Couturier Jacques Fath hired Givenchy on the strength of his sketches. He spent two years learning the basics of fashion design, from sketching to cutting and fitting haute couture styles.

After apprenticing with other top names, Givenchy founded his own house in 1952.

His debut collection ushered in the concept of separates - tops and bottoms that could be mixed and matched, as opposed to head-to-toe looks that were the norm among Paris couture purveyors.

Working on a tight budget, Givenchy served up the floor-length skirts and country chic blouses in raw white cotton materials normally reserved for fittings.

"Le Grand Hubert," as he was often called for his 6-foot, 5-inch (1.96 meters) frame, became popular with privileged haute couture customers, and his label soon seduced the likes of Gloria Guinness, Wallis Simpson and Empress Farah Pahlavi of Iran.

But the client whose name would become almost synonymous with the house was Audrey Hepburn, whom he met in 1953, when he dressed her for the romantic comedy "Sabrina."

Legend has it that Givenchy - told only that Mademoiselle Hepburn would be coming in for a fitting - was expecting the grand Katherine Hepburn. Instead, the diminutive Audrey showed up, dressed in cigarette pants, a T-shirt and sandals.

Thus began a decades-long friendship that saw Givenchy dress the star in nearly a dozen films, including the 1961 hit "Breakfast at Tiffany's." The sleeveless black evening gown she wore in the movie, complete with rows of pearls, elbow-length gloves and oversized shades, would end up becoming Givenchy's most famous look.

Success

Aiming to reach a wider market, Givenchy launched a line of upscale ready-to-wear and accessories in the 1960s. Its commercial success soon enabled him to buy out his backers, making him one of only a handful of Paris couturiers to own their own label outright.

In 1988, he sold the house to French luxury conglomerate LVMH, the parent company of a stable of top fashion labels that now includes Dior, Celine, Marc Jacobs, Pucci and Kenzo.

Givenchy retired in 1995, and was succeeded by John Galliano, Alexander McQueen, Julien Macdonald, Italy's Riccardo Tisci and its current chief designer, Clare Waight Keller, the first woman in the role.

Waight Keller, at the helm of the brand since last year, said on her official Instagram account she is "deeply saddened by the loss of a great man and artist I have had the honor to meet."

"Not only was he one of the most influential fashion figures of our time, whose legacy still influences modern day dressing, but he also was one of the chicest most charming men I have ever met," she wrote.

Bernard Arnault, CEO of LVMH, said he is "deeply saddened" by Givenchy's death.

"He was among those designers who placed Paris firmly at the heart of world fashion post 1950 while creating a unique personality for his own fashion label," according to a statement released by LVMH.

Givenchy is survived by his companion, French couturier Philippe Venet.

(AFP)

Date created : 2018-03-12

  • FASHION

    Paris Fashion Week: Chanel vows to replant hundreds of trees

    Read more

  • FASHION

    Paris Fashion Week celebrates 50 years since May 1968 protests

    Read more

  • IN THE WORLD PAPERS

    Royal gatecrasher!

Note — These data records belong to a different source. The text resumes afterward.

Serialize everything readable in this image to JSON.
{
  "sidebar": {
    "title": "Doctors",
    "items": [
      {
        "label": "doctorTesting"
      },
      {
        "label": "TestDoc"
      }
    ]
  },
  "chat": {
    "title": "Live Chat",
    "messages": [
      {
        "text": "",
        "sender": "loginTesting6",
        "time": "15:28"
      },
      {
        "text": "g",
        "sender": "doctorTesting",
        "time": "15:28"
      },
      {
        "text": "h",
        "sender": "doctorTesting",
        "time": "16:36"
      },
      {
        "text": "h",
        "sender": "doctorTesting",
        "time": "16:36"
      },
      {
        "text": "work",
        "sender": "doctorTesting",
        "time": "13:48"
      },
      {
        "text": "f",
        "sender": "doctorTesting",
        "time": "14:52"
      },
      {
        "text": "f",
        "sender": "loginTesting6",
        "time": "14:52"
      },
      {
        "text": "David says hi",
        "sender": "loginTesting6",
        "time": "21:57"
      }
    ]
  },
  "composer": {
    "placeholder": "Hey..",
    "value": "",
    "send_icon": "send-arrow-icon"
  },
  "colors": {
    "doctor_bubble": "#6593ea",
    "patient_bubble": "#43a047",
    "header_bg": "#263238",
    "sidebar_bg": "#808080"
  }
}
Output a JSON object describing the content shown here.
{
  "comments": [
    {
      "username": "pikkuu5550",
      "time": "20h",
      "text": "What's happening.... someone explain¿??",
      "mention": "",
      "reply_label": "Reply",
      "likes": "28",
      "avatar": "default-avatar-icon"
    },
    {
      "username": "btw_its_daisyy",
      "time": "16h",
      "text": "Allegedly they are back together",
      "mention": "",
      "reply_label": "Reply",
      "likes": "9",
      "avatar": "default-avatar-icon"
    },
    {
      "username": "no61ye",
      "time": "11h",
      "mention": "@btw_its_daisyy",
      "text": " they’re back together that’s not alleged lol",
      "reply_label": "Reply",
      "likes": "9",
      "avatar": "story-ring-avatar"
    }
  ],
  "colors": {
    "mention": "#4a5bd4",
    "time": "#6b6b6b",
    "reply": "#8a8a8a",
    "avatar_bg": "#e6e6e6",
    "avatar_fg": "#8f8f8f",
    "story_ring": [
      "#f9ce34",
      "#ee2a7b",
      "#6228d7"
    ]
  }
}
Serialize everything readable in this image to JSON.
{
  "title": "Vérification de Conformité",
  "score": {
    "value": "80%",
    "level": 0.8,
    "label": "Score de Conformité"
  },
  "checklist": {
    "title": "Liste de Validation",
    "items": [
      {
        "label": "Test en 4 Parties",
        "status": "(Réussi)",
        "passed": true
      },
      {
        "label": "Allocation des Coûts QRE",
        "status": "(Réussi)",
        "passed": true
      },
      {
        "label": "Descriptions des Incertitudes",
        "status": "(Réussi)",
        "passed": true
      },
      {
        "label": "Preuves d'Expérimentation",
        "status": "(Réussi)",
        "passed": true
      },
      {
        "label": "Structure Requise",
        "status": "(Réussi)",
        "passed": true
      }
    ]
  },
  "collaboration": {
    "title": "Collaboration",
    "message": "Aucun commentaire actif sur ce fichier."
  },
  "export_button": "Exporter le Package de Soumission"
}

Queen Elizabeth attends London Fashion Week

    Read more

COMMENT(S)